Profit margins for both China Mobile and China Unicom should be reduced to 15 percent, but the mobile phone industry in China had 19-percent net profits, he added. "Telecommunication operators should not be huge profit seekers."
China has two mobile phone service providers - China Mobile and China Unicom. Increasing numbers of mobile phone users in China accuse them of reaping handsome profits by charging monopolistic prices.
Lu Wenchang, from China Mobile, argued that his company had reduced call charges by 62.1 percent in the last five years and that it was impossible to provide mobile services in such a vast country with no costs.
The average roaming cost of China Mobile and China Unicom was 0.0485 yuan in 2006, said Huang Xinyan, senior manager with the China Audit Certified Public Accountants.
Ding Ming, from China Unicom, said the ceiling on roaming services fees should be higher than that of local services as the cost was higher.
"Only 2.5 percent of China Unicom's mobile subscribers frequently use roaming services," he said. "That means only a small fraction of our customers can benefit from a fee reduction."

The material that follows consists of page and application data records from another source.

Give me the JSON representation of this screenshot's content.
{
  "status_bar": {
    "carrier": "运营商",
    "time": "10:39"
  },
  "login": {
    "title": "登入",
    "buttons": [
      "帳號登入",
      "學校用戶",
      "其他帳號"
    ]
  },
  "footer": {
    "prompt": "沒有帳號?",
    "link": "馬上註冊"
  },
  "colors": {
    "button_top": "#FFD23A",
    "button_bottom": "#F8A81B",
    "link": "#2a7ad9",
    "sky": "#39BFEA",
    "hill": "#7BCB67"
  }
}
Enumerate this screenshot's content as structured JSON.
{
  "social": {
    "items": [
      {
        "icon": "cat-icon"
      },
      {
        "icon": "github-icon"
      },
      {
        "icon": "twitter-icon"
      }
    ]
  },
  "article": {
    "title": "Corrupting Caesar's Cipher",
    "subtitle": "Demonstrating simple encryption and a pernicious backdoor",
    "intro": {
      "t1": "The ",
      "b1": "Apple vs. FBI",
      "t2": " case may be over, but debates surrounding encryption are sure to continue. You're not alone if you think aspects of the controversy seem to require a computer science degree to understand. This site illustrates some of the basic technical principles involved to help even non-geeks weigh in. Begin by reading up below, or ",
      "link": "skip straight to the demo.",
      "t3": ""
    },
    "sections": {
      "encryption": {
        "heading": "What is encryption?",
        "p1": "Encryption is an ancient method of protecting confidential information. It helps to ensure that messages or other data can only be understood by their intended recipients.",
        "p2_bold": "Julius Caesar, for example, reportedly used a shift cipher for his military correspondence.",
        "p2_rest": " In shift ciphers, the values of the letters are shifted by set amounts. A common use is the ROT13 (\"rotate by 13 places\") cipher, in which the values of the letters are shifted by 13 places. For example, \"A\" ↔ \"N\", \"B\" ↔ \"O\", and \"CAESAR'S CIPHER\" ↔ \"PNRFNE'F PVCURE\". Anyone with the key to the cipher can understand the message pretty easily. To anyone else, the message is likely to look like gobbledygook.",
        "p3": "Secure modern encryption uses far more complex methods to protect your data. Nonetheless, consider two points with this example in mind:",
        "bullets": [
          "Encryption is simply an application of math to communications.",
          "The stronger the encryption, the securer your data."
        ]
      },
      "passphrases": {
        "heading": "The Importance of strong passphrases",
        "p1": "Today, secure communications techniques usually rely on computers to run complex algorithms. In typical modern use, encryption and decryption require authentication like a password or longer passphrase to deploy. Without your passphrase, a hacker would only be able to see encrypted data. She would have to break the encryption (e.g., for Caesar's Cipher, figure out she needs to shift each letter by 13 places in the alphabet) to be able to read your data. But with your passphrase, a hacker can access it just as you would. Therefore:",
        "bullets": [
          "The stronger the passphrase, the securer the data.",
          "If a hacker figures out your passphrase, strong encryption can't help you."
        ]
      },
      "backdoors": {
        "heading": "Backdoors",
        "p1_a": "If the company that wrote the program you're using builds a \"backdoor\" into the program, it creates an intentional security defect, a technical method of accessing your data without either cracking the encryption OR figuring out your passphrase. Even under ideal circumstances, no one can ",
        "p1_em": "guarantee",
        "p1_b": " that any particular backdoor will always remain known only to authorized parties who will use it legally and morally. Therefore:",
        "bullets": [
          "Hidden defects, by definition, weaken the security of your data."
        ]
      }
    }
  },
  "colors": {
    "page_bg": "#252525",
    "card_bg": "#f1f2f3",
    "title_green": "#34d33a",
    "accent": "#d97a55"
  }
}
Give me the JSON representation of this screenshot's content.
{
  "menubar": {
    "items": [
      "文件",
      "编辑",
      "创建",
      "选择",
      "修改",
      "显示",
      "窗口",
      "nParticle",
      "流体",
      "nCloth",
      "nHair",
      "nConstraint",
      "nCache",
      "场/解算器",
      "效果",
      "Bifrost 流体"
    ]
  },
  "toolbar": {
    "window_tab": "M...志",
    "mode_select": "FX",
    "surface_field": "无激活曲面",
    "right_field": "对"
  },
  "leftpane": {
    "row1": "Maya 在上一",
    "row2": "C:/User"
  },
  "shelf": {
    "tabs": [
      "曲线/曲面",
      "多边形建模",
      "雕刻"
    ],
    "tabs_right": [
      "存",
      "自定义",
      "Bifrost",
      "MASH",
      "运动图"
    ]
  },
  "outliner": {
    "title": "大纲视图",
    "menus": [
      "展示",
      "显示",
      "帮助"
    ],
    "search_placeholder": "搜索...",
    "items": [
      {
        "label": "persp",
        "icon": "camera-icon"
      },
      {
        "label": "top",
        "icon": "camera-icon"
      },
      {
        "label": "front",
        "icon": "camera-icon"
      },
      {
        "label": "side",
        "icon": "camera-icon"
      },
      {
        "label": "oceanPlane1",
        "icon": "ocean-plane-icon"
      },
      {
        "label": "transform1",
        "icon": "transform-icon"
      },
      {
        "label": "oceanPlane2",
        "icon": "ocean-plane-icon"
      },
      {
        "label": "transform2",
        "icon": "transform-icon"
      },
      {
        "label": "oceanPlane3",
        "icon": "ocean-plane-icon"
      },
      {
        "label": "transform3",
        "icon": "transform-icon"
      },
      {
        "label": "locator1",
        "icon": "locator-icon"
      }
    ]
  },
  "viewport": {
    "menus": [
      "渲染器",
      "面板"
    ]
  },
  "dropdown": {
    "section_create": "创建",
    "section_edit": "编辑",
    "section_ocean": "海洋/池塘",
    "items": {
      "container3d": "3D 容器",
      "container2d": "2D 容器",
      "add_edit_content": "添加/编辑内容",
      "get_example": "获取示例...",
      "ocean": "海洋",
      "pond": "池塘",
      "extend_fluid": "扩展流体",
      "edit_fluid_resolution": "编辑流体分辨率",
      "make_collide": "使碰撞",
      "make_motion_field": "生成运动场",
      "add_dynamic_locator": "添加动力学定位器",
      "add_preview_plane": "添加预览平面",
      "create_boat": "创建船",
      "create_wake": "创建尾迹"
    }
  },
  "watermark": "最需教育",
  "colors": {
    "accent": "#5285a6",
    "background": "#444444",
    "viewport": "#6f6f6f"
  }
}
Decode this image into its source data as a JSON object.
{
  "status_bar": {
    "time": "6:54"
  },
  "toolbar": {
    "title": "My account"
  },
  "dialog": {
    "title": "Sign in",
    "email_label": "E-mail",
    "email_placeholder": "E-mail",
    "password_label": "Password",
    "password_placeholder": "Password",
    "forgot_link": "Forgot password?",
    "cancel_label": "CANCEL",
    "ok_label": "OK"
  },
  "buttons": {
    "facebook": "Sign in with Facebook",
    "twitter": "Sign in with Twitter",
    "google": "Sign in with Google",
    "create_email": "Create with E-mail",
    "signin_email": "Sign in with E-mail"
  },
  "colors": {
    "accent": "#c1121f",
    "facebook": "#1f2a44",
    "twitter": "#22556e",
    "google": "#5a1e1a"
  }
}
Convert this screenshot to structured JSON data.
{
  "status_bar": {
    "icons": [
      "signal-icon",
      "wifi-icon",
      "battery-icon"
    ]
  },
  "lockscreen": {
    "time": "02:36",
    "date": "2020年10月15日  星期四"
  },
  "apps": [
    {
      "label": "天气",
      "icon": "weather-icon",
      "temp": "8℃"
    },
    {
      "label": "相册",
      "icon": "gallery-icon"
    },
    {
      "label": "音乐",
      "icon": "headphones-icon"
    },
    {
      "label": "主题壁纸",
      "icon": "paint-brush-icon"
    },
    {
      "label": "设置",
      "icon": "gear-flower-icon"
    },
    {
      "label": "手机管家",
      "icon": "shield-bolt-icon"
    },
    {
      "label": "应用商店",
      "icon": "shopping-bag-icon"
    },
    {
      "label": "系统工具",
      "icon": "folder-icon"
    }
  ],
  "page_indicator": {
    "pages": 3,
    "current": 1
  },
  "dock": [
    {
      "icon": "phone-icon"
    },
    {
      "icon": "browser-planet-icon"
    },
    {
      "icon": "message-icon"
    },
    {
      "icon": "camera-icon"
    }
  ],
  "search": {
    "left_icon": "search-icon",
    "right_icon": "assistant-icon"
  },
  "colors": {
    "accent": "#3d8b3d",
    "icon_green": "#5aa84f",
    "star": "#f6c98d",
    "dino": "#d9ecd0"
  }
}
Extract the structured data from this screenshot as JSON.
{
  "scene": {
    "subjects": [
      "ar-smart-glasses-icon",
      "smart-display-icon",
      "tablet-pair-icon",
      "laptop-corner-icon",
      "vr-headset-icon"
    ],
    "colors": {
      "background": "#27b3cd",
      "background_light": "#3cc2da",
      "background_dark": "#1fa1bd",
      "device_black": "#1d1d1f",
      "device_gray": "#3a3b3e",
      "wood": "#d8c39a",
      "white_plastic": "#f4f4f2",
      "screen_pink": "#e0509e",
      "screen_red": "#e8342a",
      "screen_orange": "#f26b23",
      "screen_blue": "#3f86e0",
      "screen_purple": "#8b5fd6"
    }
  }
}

Zhu Zhengwu, from China Telecom, said plan B, which would no longer charge subscribers for long-distance calls when they were outside home provinces, may lead to people giving up fixed lines and turning to China Mobile for long-distance calls.
"The plan could help China Mobile monopolize the market with the substitution of fixed lines with mobile phones, which as a result will hurt the consumers' interests," he warned.
He said the government should provide the mobile license to the fixed lines operators.